How to spot if your business is in trouble
Tue 3 September 2019 - 10:14 amFeatured | Finance
Cash flow is the lifeblood of any business. A decent cash flow allows a business owner to pay staff and suppliers, meet their tax office obligations on time and deal with operational expenses – as well as making money for the shareholders and providing the funds needed to grow.
Despite this, it’s frightening how many entrepreneurs are unaware of their cash position at any given time.
Why cash flow matters
Having quality clients or work lined up doesn’t guarantee success. Even businesses which are profitable can fail, if they don’t have the cash to meet their regular financial commitments.
The good news for business owners is that early warning signs of financial distress do exist. Identifying and acting on them can mean the difference between a business surviving and thriving or facing further hardship and potentially going under.

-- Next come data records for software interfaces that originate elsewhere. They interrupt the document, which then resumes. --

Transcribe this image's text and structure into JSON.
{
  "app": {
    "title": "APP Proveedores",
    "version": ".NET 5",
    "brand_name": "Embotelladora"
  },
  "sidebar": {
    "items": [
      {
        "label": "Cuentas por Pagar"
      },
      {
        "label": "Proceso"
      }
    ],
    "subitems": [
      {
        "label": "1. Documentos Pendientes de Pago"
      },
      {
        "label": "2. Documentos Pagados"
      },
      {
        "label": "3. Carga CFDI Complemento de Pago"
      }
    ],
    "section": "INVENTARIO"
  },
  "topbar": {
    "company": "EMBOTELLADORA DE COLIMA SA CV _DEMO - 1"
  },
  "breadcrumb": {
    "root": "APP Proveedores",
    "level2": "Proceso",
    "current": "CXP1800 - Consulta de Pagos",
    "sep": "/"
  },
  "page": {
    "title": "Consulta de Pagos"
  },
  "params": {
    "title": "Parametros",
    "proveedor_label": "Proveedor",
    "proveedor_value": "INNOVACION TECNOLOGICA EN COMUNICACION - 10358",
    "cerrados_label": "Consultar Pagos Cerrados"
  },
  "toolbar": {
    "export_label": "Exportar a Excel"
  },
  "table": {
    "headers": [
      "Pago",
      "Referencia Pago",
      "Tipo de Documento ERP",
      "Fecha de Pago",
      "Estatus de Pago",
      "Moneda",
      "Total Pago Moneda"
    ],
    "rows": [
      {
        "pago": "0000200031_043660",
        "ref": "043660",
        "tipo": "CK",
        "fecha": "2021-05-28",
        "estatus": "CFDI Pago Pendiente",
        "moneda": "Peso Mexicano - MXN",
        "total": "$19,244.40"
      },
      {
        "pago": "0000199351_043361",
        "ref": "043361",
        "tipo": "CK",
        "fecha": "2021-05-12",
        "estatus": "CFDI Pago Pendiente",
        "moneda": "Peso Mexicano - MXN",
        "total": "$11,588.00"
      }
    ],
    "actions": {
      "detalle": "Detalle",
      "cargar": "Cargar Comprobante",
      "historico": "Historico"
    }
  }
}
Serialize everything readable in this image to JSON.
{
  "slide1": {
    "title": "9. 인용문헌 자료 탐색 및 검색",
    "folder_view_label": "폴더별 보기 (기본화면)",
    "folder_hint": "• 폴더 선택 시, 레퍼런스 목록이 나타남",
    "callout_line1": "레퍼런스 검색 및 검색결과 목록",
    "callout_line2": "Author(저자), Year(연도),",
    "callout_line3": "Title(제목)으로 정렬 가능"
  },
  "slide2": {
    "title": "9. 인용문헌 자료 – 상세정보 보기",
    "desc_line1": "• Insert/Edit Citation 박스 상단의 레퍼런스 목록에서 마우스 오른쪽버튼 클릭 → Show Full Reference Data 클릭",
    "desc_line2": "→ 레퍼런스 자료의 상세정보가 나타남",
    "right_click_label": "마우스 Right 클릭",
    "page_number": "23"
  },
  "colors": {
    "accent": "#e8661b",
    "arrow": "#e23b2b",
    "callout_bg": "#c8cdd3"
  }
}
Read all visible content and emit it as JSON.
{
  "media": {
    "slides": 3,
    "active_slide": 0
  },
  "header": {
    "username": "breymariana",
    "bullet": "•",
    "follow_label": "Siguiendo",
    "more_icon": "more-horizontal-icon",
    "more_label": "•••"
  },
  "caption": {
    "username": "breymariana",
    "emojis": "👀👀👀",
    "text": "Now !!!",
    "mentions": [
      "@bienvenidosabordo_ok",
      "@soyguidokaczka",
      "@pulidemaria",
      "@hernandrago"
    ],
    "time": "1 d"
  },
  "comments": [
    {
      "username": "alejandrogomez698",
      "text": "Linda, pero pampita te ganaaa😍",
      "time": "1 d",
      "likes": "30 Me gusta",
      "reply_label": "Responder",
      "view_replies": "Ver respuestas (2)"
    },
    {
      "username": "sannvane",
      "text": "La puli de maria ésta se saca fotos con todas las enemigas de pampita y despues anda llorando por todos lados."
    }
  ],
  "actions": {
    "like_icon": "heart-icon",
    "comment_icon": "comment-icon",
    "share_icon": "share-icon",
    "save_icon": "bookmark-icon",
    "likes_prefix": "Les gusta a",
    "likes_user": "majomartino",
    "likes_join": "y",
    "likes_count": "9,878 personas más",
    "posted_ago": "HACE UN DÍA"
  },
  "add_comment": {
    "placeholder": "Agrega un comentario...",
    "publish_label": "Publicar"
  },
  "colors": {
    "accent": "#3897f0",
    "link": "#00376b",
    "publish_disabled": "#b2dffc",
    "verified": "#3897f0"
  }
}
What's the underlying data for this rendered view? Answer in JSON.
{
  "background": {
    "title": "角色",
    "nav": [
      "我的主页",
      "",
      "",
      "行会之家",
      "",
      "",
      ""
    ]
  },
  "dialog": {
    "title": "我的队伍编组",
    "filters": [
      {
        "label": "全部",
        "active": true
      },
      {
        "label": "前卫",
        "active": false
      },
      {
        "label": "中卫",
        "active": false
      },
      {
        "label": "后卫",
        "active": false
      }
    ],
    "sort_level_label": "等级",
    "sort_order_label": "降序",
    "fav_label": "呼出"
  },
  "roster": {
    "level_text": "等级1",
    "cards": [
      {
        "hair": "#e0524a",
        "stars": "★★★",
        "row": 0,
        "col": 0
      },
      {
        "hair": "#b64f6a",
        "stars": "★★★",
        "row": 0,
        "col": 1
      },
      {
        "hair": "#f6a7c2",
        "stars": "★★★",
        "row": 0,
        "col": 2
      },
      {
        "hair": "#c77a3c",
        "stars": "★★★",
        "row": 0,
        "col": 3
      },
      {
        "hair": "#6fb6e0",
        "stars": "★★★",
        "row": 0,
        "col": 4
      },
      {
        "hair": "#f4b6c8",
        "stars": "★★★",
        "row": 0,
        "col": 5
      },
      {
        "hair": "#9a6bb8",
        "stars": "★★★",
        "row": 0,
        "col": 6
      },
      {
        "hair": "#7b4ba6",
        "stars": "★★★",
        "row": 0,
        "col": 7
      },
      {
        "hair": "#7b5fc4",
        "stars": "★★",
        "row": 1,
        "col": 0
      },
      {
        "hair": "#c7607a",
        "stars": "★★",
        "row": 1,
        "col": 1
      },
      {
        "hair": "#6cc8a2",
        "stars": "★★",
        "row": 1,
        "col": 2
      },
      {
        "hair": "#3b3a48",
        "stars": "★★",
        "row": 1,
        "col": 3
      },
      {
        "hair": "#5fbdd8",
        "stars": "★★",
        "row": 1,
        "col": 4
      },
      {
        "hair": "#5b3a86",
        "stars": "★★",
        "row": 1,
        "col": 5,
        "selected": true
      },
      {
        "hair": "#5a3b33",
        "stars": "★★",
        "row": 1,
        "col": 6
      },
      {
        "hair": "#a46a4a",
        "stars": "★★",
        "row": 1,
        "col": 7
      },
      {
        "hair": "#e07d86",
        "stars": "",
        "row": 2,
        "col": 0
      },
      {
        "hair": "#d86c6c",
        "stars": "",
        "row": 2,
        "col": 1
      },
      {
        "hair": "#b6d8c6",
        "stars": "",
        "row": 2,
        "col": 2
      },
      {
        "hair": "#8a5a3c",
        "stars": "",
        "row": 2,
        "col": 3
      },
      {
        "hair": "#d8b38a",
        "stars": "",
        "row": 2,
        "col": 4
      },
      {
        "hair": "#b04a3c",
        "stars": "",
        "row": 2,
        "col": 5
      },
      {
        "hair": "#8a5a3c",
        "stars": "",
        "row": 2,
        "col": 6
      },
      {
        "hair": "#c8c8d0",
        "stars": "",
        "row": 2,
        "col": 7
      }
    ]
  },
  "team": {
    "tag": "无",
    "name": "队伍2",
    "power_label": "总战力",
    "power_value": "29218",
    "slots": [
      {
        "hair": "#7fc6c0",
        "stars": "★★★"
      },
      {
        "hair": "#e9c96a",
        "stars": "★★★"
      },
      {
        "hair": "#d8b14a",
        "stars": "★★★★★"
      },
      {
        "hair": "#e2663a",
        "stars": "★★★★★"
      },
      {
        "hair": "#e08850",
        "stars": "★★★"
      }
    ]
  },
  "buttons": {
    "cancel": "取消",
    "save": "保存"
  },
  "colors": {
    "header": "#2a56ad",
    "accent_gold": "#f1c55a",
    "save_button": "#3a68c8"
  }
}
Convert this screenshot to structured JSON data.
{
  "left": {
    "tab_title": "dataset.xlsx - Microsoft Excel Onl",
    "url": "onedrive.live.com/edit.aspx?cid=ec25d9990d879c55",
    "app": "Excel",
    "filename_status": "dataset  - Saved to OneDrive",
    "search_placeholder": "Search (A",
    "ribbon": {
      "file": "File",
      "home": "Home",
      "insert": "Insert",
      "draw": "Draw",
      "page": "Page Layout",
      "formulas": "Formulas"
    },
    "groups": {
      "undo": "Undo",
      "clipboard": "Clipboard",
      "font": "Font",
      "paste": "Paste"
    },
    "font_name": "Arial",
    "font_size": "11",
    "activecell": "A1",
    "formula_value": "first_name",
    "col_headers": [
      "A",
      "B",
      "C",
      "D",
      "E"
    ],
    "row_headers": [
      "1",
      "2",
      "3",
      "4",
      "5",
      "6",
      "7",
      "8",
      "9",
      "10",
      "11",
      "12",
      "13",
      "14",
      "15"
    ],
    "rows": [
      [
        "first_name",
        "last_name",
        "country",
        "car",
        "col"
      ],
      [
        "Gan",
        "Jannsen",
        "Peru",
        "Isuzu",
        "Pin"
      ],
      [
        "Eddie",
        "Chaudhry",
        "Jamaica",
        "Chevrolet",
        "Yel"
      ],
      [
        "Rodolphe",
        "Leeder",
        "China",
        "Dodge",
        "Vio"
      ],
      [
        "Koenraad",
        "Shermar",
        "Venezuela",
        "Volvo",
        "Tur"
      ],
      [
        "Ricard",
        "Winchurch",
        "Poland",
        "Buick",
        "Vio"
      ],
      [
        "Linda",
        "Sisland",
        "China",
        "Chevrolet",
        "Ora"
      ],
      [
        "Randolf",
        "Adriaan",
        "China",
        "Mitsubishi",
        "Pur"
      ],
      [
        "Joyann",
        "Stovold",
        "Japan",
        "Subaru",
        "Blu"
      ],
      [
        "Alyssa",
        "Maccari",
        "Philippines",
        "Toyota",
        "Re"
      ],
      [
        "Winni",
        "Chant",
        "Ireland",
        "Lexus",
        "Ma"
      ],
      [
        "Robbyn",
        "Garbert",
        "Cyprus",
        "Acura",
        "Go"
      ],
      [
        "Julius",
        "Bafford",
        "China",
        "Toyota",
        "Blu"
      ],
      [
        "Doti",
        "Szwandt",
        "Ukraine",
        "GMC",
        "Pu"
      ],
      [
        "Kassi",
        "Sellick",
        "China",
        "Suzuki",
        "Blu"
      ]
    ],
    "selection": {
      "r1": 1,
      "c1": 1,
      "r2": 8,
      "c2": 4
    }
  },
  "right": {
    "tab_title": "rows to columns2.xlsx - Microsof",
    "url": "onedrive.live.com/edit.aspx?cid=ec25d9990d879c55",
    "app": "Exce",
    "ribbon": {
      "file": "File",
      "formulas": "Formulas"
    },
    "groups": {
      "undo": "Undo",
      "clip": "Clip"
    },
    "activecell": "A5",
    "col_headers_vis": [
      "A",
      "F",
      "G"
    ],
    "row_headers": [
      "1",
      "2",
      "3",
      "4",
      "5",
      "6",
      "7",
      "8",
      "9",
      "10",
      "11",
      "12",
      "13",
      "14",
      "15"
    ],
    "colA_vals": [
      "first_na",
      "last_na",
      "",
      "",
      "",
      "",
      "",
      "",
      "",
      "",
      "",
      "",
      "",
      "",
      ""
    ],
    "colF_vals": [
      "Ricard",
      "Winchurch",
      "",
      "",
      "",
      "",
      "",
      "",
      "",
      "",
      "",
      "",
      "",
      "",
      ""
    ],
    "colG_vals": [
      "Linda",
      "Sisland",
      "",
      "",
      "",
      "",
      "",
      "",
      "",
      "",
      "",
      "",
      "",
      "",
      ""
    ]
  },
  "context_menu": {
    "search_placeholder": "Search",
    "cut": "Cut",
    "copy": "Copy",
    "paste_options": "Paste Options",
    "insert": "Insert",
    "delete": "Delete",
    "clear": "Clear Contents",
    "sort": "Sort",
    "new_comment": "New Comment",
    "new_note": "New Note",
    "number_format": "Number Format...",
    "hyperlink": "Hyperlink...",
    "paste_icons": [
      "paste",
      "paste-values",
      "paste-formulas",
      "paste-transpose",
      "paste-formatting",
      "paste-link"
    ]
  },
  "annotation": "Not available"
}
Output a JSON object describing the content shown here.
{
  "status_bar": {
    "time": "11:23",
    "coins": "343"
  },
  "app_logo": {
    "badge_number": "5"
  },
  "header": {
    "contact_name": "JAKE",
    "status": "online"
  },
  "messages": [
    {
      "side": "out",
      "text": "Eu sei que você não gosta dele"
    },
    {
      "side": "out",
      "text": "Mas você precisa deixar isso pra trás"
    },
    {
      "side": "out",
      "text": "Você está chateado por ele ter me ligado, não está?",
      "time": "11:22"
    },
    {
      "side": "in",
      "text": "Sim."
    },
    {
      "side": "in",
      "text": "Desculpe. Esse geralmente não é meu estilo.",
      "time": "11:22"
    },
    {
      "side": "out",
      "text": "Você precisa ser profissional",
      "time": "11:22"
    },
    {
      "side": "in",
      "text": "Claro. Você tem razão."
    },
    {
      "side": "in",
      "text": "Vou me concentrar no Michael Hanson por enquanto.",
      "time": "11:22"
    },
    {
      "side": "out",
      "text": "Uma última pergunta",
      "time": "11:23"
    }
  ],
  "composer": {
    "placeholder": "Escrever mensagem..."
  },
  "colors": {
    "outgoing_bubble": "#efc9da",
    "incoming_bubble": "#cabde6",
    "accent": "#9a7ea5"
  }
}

If you have the right processes in place, you’ll work with your accountant or financial adviser to establish monthly cash flow forecasting. A good cash flow statement compares actuals with your budget and forecast, and will cover off revenue, operational expenses, inventory, gross margin, overheads, debtors and creditors.
Putting in place cash flow forecasting means that you’ll be able to spot the warning signs and act on them before your business joins the thousands of small businesses that fail each year.
Early warning signs
Here are five warning signs all business owners should recognise – if you tick any of these boxes, you’ll need to implement solutions that help keep your business financially viable.
- Lack of insight into business cash flow. If your business doesn’t have a cash budget, how can you expect to deal with the unpredictable problems that can appear at any time, let alone the day to day management of the business? Putting in place cash flow forecasting gives you this insight into how your business is really tracking.
- Difficulty keeping up with payments.Whether the payments are to creditors or to meet regular GST and PAYG obligations, if you are falling behind with payments this is a major warning sign. Running up an ATO debt will most likely negatively impact your business’ credit rating, making it very difficult to secure funding.
- Erosion of margins. Many factors can reduce your profit margin, from relying too heavily on discounting, to increased cost of materials used in production. It helps to put in place a margin improvement strategy. Understanding your competitive advantage should be at the centre of this strategy, because this is the primary reason customers buy from you.
- Over-borrowing or over-reliance on borrowing. If you are having to do this to keep up with cash flow demands, it will become a drain on your enterprise and, again, it’s unsustainable.
- Continual need for capital injections. This is a sign that you have an inadequate capital base, which will cause ongoing problems in financing day to day operations and impede your ability to grow.
Coming to terms with cash flow pressure in your business could involve quick steps including improving invoice information, prompt follow-up of overdue invoices and negotiating longer terms with suppliers, through to more time-intensive (but worthwhile) actions of reviewing how you fund the business.
Finding a funding solution that allows you to retain cash to fuel your business can make all the difference.
One solution is invoice finance, also known as debtor or receivables finance. This style of funding involves a line of credit linked to and secured by your outstanding accounts receivable. This can be an attractive cashflow solution as it allows your business to turn your accounts receivables into much-needed cash.
However there are many solutions out there, it’s a matter of finding the right fit. Scottish Pacific and the small business ombudsman (ASBFEO) have jointly partnered to provide SMEs and their advisors with a Business Funding Guide that talks about main funding options and how to get your business fit for funding.
Knowing the warning signs of cash flow distress is one thing, knowing how to act on them is the vital next step to take.
Rob Lamers is Queensland general manager of Australasia’s largest specialist working capital provider, Scottish Pacific, who fund thousands of businesses from start-ups through to SMEs with revenues of more than $1 billion.